* _EXERCISE_:
I would like each line of the data that holds the word "icon" copied out.

(Dataset entries)
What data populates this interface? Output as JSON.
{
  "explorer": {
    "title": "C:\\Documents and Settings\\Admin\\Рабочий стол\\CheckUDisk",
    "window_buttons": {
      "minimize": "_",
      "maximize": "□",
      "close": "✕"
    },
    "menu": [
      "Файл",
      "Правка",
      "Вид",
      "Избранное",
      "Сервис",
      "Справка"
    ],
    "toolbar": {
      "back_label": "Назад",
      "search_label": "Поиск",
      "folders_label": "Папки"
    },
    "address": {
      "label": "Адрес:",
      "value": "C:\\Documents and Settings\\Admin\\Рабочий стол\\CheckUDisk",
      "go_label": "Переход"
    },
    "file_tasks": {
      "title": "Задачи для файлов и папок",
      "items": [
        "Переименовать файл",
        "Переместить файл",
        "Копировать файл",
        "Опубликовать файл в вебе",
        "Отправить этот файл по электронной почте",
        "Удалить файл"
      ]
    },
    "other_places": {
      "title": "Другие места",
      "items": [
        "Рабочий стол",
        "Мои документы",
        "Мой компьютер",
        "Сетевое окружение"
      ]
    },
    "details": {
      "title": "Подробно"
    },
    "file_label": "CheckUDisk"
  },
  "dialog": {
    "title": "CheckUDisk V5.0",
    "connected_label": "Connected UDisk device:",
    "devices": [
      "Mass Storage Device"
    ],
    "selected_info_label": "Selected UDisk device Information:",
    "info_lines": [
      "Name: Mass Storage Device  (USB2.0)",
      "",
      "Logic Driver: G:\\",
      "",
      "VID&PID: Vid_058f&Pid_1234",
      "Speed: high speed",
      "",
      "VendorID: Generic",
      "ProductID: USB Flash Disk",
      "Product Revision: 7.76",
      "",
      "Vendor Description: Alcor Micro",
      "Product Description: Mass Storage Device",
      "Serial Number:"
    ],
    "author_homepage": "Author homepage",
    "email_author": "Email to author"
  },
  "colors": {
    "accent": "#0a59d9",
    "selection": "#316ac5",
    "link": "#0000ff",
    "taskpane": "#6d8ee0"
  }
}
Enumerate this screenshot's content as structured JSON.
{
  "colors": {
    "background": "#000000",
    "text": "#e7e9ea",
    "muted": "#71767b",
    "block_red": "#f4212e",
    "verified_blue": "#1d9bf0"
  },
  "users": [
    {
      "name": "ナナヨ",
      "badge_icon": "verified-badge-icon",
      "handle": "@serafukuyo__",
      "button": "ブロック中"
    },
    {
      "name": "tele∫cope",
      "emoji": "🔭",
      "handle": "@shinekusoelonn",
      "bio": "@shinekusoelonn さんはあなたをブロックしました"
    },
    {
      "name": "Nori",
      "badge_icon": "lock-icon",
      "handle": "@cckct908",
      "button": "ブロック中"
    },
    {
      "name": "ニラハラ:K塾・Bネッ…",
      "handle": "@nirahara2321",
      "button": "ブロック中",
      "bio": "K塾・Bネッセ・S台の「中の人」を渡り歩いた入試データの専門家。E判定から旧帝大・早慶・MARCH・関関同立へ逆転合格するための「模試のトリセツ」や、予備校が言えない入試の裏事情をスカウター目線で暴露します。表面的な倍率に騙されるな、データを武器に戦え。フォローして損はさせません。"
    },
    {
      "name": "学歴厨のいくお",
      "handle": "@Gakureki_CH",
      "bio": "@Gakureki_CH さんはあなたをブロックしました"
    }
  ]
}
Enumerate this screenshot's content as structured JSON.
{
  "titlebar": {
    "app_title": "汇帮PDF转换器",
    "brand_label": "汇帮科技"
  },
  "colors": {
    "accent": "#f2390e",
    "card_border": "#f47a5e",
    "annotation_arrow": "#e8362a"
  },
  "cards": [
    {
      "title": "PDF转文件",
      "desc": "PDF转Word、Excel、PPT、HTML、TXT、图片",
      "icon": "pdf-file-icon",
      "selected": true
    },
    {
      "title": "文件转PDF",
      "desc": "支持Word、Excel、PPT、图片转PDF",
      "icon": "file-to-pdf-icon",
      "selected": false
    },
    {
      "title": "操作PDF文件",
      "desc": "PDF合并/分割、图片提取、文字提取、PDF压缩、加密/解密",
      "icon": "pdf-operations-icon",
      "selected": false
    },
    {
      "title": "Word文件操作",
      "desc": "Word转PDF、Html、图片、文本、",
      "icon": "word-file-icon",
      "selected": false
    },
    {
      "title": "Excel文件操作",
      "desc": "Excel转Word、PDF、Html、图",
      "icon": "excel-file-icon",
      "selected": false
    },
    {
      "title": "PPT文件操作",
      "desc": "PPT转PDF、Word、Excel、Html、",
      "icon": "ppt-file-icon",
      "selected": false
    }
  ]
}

* _RESULT FOR THIS EXERCISE_:
      "badge_icon": "verified-badge-icon",
      "badge_icon": "lock-icon",
      "icon": "pdf-file-icon",
      "icon": "file-to-pdf-icon",
      "icon": "pdf-operations-icon",
      "icon": "word-file-icon",
      "icon": "excel-file-icon",
      "icon": "ppt-file-icon",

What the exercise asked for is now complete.